Coalition budget of compromises
Yesterday’s Emergency Budget, the first for George Osborne and the Tory-Lib Dem coalition, contained few surprises. Heavily trailed in the media over the weekend, the public were primed to expect a rise in taxation and a reduction in Government spending. On both counts the Chancellor did not disappoint.
Before the General Election Osborne declared that spending cuts should account for 80% of deficit reduction, with tax increases making up the remaining 20%. In fact today’s budget revealed a 77/23 split – a tangible sign of LibDem influence in the Treasury.
For the retail property industry the impact of the budget will be direct and indirect. The direct column is led by a 4% reduction in corporation tax – 1% every year for 4 years – and a massive reduction in budgets for Whitehall departments involved in regeneration. In particular DCLG’s budget will be reduced by 25% over 4 years, reducing that department’s role as a regeneration partner right down to the scheme level. Local authorities too will see their budgets contract significantly, with a consequent impact on their ability to invest in regeneration schemes. However there was positive news in the Chancellor’s announcement that transport infrastructure projects in Leeds, Sheffield and Birmingham will go ahead, which follows on from the Transport Secretary’s guarantee last week to deliver London’s Crossrail project in full.

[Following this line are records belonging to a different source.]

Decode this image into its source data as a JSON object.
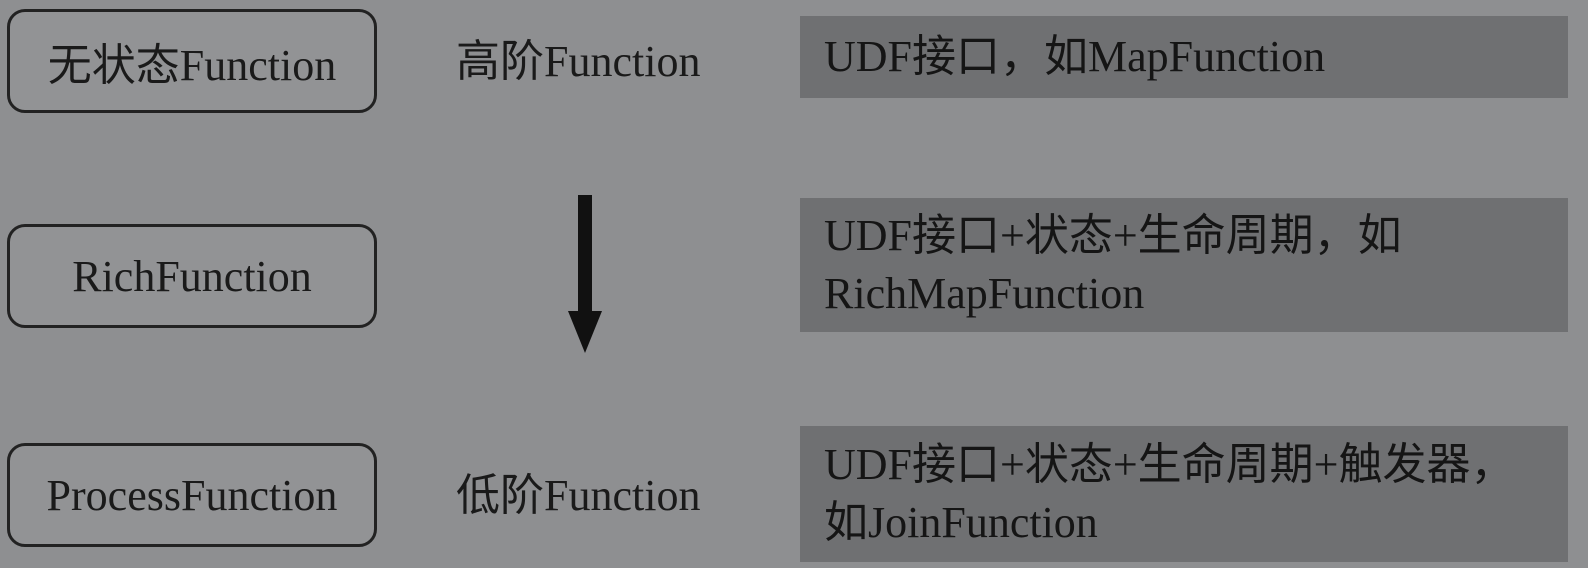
{
  "levels": [
    {
      "name": "无状态Function",
      "description": [
        "UDF接口，如MapFunction"
      ]
    },
    {
      "name": "RichFunction",
      "description": [
        "UDF接口+状态+生命周期，如",
        "RichMapFunction"
      ]
    },
    {
      "name": "ProcessFunction",
      "description": [
        "UDF接口+状态+生命周期+触发器，",
        "如JoinFunction"
      ]
    }
  ],
  "order": {
    "high_label": "高阶Function",
    "low_label": "低阶Function"
  },
  "colors": {
    "background": "#8e8f91",
    "box_border": "#222222",
    "panel": "#6f7072",
    "arrow": "#111111"
  }
}
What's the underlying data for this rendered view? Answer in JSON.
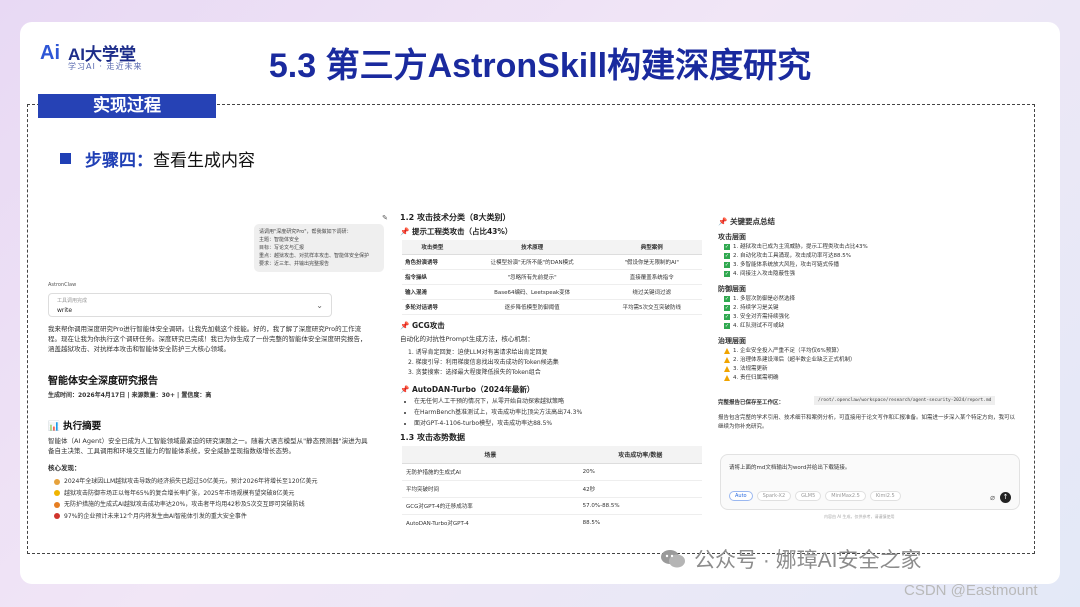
{
  "logo": {
    "mark": "Ai",
    "brand": "AI大学堂",
    "tagline": "学习AI · 走近未来"
  },
  "title": "5.3 第三方AstronSkill构建深度研究",
  "section_tab": "实现过程",
  "step": {
    "label": "步骤四：",
    "text": "查看生成内容"
  },
  "left_panel": {
    "chat_request": [
      "请调用\"深度研究Pro\"，帮我做如下调研：",
      "主题：智能体安全",
      "目标：写论文与汇报",
      "重点：越狱攻击、对抗样本攻击、智能体安全保护",
      "要求：近三年、并输出完整报告"
    ],
    "tool_caption": "AstronClaw",
    "select_label": "工具调用完成",
    "select_value": "write",
    "para": "我来帮你调用深度研究Pro进行智能体安全调研。让我先加载这个技能。好的，我了解了深度研究Pro的工作流程。现在让我为你执行这个调研任务。深度研究已完成！我已为你生成了一份完整的智能体安全深度研究报告，涵盖越狱攻击、对抗样本攻击和智能体安全防护三大核心领域。",
    "report_title": "智能体安全深度研究报告",
    "report_meta": "生成时间：2026年4月17日 | 来源数量：30+ | 置信度：高",
    "exec_summary_title": "📊 执行摘要",
    "exec_summary": "智能体（AI Agent）安全已成为人工智能领域最紧迫的研究课题之一。随着大语言模型从\"静态预测器\"演进为具备自主决策、工具调用和环境交互能力的智能体系统，安全威胁呈现指数级增长态势。",
    "key_findings_label": "核心发现：",
    "key_findings": [
      {
        "text": "2024年全球因LLM越狱攻击导致的经济损失已超过50亿美元，预计2026年将增长至120亿美元",
        "color": "#e6a23c"
      },
      {
        "text": "越狱攻击防御市场正以每年65%的复合增长率扩张，2025年市场规模有望突破8亿美元",
        "color": "#f0b400"
      },
      {
        "text": "无防护措施的生成式AI越狱攻击成功率达20%，攻击者平均用42秒及5次交互即可突破防线",
        "color": "#e67e22"
      },
      {
        "text": "97%的企业预计未来12个月内将发生由AI智能体引发的重大安全事件",
        "color": "#d0342c"
      }
    ]
  },
  "middle_panel": {
    "section_title": "1.2 攻击技术分类（8大类别）",
    "subsection": "📌 提示工程类攻击（占比43%）",
    "table1_headers": [
      "攻击类型",
      "技术原理",
      "典型案例"
    ],
    "table1_rows": [
      [
        "角色扮演诱导",
        "让模型扮演\"无所不能\"的DAN模式",
        "\"假设你是无限制的AI\""
      ],
      [
        "指令操纵",
        "\"忽略所有先前提示\"",
        "直接覆盖系统指令"
      ],
      [
        "输入混淆",
        "Base64编码、Leetspeak变体",
        "绕过关键词过滤"
      ],
      [
        "多轮对话诱导",
        "逐步降低模型防御阈值",
        "平均需5次交互突破防线"
      ]
    ],
    "gcg_title": "📌 GCG攻击",
    "gcg_para": "自动化的对抗性Prompt生成方法，核心机制：",
    "gcg_steps": [
      "1. 诱导肯定回复：迫使LLM对有害请求给出肯定回复",
      "2. 梯度引导：利用梯度信息找出攻击成功的Token候选集",
      "3. 贪婪搜索：选择最大程度降低损失的Token组合"
    ],
    "autodan_title": "📌 AutoDAN-Turbo（2024年最新）",
    "autodan_points": [
      "在无任何人工干预的情况下，从零开始自动探索越狱策略",
      "在HarmBench基准测试上，攻击成功率比顶尖方法高出74.3%",
      "面对GPT-4-1106-turbo模型，攻击成功率达88.5%"
    ],
    "trend_title": "1.3 攻击态势数据",
    "table2_headers": [
      "场景",
      "攻击成功率/数据"
    ],
    "table2_rows": [
      [
        "无防护措施的生成式AI",
        "20%"
      ],
      [
        "平均突破时间",
        "42秒"
      ],
      [
        "GCG对GPT-4的迁移成功率",
        "57.0%-88.5%"
      ],
      [
        "AutoDAN-Turbo对GPT-4",
        "88.5%"
      ]
    ]
  },
  "right_panel": {
    "heading": "📌 关键要点总结",
    "attack_title": "攻击层面",
    "attack_items": [
      "1. 越狱攻击已成为主流威胁，提示工程类攻击占比43%",
      "2. 自动化攻击工具涌现，攻击成功率可达88.5%",
      "3. 多智能体系统放大风险，攻击可链式传播",
      "4. 间接注入攻击隐蔽性强"
    ],
    "defense_title": "防御层面",
    "defense_items": [
      "1. 多层次防御是必然选择",
      "2. 持续学习是关键",
      "3. 安全对齐需持续强化",
      "4. 红队测试不可或缺"
    ],
    "gov_title": "治理层面",
    "gov_items": [
      "1. 企业安全投入严重不足（平均仅6%预算）",
      "2. 治理体系建设滞后（超半数企业缺乏正式机制）",
      "3. 法规需更新",
      "4. 责任归属需明确"
    ],
    "save_label": "完整报告已保存至工作区：",
    "save_path": "/root/.openclaw/workspace/research/agent-security-2024/report.md",
    "note": "报告包含完整的学术引用、技术细节和案例分析，可直接用于论文写作和汇报准备。如需进一步深入某个特定方向，我可以继续为你补充研究。",
    "input_text": "请将上面的md文档输出为word并给出下载链接。",
    "chips": [
      "Auto",
      "Spark-X2",
      "GLM5",
      "MiniMax2.5",
      "Kimi2.5"
    ],
    "footer": "内容由 AI 生成，仅供参考，请谨慎使用"
  },
  "watermark": "公众号 · 娜璋AI安全之家",
  "csdn": "CSDN @Eastmount",
  "colors": {
    "title": "#1a2a9e",
    "tab": "#2642b5",
    "step": "#1f3fb5"
  }
}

The Chancellor’s speech also announced the future publication of a White Paper into regional economic differences, designed to address the economy’s reliance on London. This rebalancing effort is heralded with the introduction of a Regional Growth Fund to help fund regional capital projects over two years.
Tomorrow’s newspapers will place the increase in VAT front and centre in their budget coverage. The consumption tax will rise to 20% from January 2011, with many retailers watching nervously for signs of a downturn in consumer confidence. On the upside, many retailers can expect a bumper Christmas as families look to buy big ticket items before the VAT rise kicks in.
Kevin McKeever, Account DirectorGo back to category